-- Supplied data follows --

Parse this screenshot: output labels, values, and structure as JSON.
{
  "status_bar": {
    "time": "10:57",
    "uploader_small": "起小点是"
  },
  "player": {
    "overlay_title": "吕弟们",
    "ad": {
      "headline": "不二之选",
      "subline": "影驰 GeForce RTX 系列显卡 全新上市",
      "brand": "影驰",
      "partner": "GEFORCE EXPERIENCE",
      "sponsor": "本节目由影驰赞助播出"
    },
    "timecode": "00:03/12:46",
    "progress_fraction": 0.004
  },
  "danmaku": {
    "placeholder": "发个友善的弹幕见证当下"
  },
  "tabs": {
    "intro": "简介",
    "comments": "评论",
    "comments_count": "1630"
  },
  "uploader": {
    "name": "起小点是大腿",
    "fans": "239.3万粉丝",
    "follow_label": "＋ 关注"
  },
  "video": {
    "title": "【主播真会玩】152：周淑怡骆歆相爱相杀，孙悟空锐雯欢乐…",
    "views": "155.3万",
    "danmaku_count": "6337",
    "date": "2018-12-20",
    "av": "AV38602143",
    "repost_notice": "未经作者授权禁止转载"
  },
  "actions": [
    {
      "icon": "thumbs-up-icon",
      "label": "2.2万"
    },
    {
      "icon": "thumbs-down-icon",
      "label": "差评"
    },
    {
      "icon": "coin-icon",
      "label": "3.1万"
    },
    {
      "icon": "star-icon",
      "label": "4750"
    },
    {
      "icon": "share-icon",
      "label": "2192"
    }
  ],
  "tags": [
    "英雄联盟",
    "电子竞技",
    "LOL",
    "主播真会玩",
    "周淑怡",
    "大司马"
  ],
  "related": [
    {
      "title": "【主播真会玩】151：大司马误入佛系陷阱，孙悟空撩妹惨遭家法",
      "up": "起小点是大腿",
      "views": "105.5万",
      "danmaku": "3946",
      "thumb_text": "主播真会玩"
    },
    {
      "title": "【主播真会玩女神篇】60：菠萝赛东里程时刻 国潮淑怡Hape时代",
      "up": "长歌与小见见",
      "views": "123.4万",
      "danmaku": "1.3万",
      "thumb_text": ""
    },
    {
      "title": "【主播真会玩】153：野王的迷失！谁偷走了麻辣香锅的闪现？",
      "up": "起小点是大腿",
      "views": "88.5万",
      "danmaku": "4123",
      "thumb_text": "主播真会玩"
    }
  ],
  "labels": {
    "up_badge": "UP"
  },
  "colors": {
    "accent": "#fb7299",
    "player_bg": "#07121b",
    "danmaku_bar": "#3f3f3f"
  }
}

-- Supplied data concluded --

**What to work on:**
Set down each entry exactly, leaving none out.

**Written answer:**
Parse this screenshot: output labels, values, and structure as JSON.
{
  "status_bar": {
    "time": "10:57",
    "uploader_small": "起小点是"
  },
  "player": {
    "overlay_title": "吕弟们",
    "ad": {
      "headline": "不二之选",
      "subline": "影驰 GeForce RTX 系列显卡 全新上市",
      "brand": "影驰",
      "partner": "GEFORCE EXPERIENCE",
      "sponsor": "本节目由影驰赞助播出"
    },
    "timecode": "00:03/12:46",
    "progress_fraction": 0.004
  },
  "danmaku": {
    "placeholder": "发个友善的弹幕见证当下"
  },
  "tabs": {
    "intro": "简介",
    "comments": "评论",
    "comments_count": "1630"
  },
  "uploader": {
    "name": "起小点是大腿",
    "fans": "239.3万粉丝",
    "follow_label": "＋ 关注"
  },
  "video": {
    "title": "【主播真会玩】152：周淑怡骆歆相爱相杀，孙悟空锐雯欢乐…",
    "views": "155.3万",
    "danmaku_count": "6337",
    "date": "2018-12-20",
    "av": "AV38602143",
    "repost_notice": "未经作者授权禁止转载"
  },
  "actions": [
    {
      "icon": "thumbs-up-icon",
      "label": "2.2万"
    },
    {
      "icon": "thumbs-down-icon",
      "label": "差评"
    },
    {
      "icon": "coin-icon",
      "label": "3.1万"
    },
    {
      "icon": "star-icon",
      "label": "4750"
    },
    {
      "icon": "share-icon",
      "label": "2192"
    }
  ],
  "tags": [
    "英雄联盟",
    "电子竞技",
    "LOL",
    "主播真会玩",
    "周淑怡",
    "大司马"
  ],
  "related": [
    {
      "title": "【主播真会玩】151：大司马误入佛系陷阱，孙悟空撩妹惨遭家法",
      "up": "起小点是大腿",
      "views": "105.5万",
      "danmaku": "3946",
      "thumb_text": "主播真会玩"
    },
    {
      "title": "【主播真会玩女神篇】60：菠萝赛东里程时刻 国潮淑怡Hape时代",
      "up": "长歌与小见见",
      "views": "123.4万",
      "danmaku": "1.3万",
      "thumb_text": ""
    },
    {
      "title": "【主播真会玩】153：野王的迷失！谁偷走了麻辣香锅的闪现？",
      "up": "起小点是大腿",
      "views": "88.5万",
      "danmaku": "4123",
      "thumb_text": "主播真会玩"
    }
  ],
  "labels": {
    "up_badge": "UP"
  },
  "colors": {
    "accent": "#fb7299",
    "player_bg": "#07121b",
    "danmaku_bar": "#3f3f3f"
  }
}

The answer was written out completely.